This is all reminiscent of that helpful schema found in Luther’s theology known as the conflict between a theologian of glory and a theologian of the cross. “Theologians of glory,” writes Lutheran scholar and preacher Gerhard Forde, “are always driven to seek transcendent meaning, to try to see into the invisible things of God, to get a line on the logic of God” (76). This is often done through elaborate systematic theologies that have “explaining the invisible things of God” as their fundamental reason for existing. And, don’t get me wrong, there’s some benefit to be had there. But reasoning with the cross is nothing compared to just considering that it is. The cross and all its splinters and blood-soaked materials doesn’t need our reasons. Likewise, history doesn’t need our explanations.

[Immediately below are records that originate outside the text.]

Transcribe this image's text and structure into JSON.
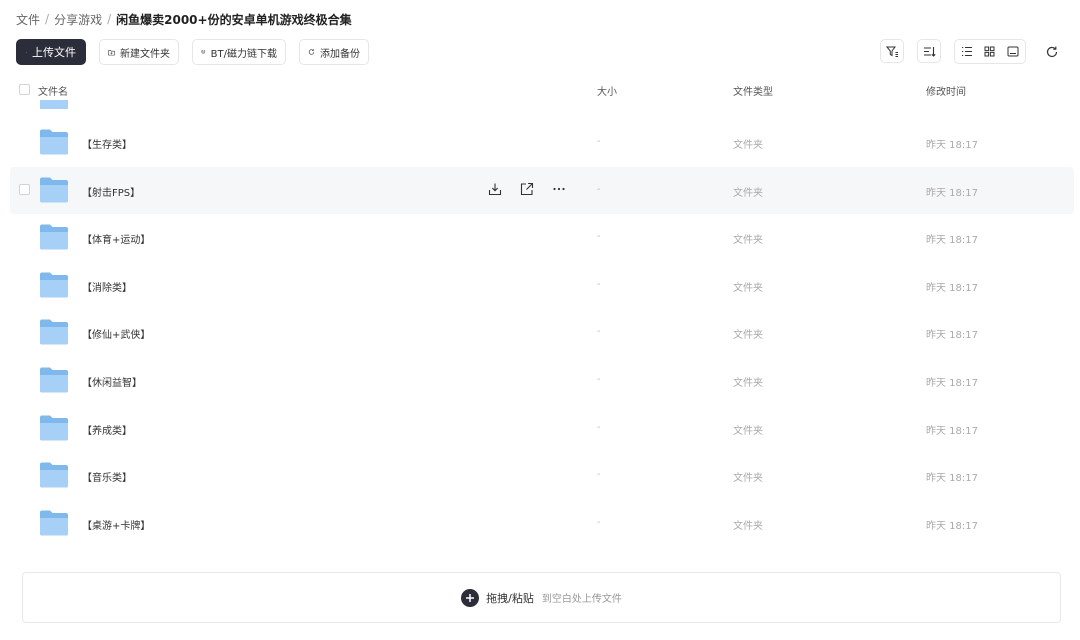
{
  "breadcrumb": [
    "文件",
    "分享游戏",
    "闲鱼爆卖2000+份的安卓单机游戏终极合集"
  ],
  "toolbar": {
    "upload": "上传文件",
    "new_folder": "新建文件夹",
    "bt": "BT/磁力链下载",
    "backup": "添加备份"
  },
  "columns": {
    "name": "文件名",
    "size": "大小",
    "type": "文件类型",
    "mtime": "修改时间"
  },
  "rows": [
    {
      "name": "【生存类】",
      "size": "-",
      "type": "文件夹",
      "mtime": "昨天 18:17"
    },
    {
      "name": "【射击FPS】",
      "size": "-",
      "type": "文件夹",
      "mtime": "昨天 18:17"
    },
    {
      "name": "【体育+运动】",
      "size": "-",
      "type": "文件夹",
      "mtime": "昨天 18:17"
    },
    {
      "name": "【消除类】",
      "size": "-",
      "type": "文件夹",
      "mtime": "昨天 18:17"
    },
    {
      "name": "【修仙+武侠】",
      "size": "-",
      "type": "文件夹",
      "mtime": "昨天 18:17"
    },
    {
      "name": "【休闲益智】",
      "size": "-",
      "type": "文件夹",
      "mtime": "昨天 18:17"
    },
    {
      "name": "【养成类】",
      "size": "-",
      "type": "文件夹",
      "mtime": "昨天 18:17"
    },
    {
      "name": "【音乐类】",
      "size": "-",
      "type": "文件夹",
      "mtime": "昨天 18:17"
    },
    {
      "name": "【桌游+卡牌】",
      "size": "-",
      "type": "文件夹",
      "mtime": "昨天 18:17"
    }
  ],
  "dropzone": {
    "primary": "拖拽/粘贴",
    "secondary": "到空白处上传文件"
  },
  "icons": {
    "upload": "plus-icon",
    "new_folder": "folder-plus-icon",
    "bt": "magnet-icon",
    "backup": "sync-icon",
    "filter": "filter-icon",
    "sort": "sort-icon",
    "list": "list-view-icon",
    "grid": "grid-view-icon",
    "thumb": "thumbnail-view-icon",
    "refresh": "refresh-icon",
    "folder": "folder-icon",
    "download": "download-icon",
    "share": "share-icon",
    "more": "more-icon"
  },
  "colors": {
    "primary": "#2b2d3a",
    "folder": "#7fb8ec",
    "hover_row": "#f6f7f9"
  }
}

The gift of both is faith in a providence that works (and is working) despite appearances to the contrary. “When the wash is all in and the dust settles,” Dale Ralph Davis writes, “there will not be anything that God has not used to shape us to the likeness of his Son” (152). That’s a hard reality to accept if all you have to go on is history itself. It’s difficult even if you have the cross, I’ll admit. But it is only in and at the cross that hopelessness is transfigured into hope. It’s only at the foot of that despicably beautiful tree where what is seen is most glaringly not what is, or what will be. It’s the place where history’s defeat is camouflaged as eternal victory. It’s the site of the Lord’s providential fulfillment and prodigal reconciliation of all things to himself.
Dale Ralph Davis, The Word Became Fresh: How to Preach from Old Testament Narrative Texts (Ross-shire, Scotland: Christian Focus, 2007).
Gerhard O. Forde, On Being a Theologian of the Cross: Reflections on Luther’s Heidelberg Disputation, 1518 (Grand Rapids, MI: Eerdmans, 1997).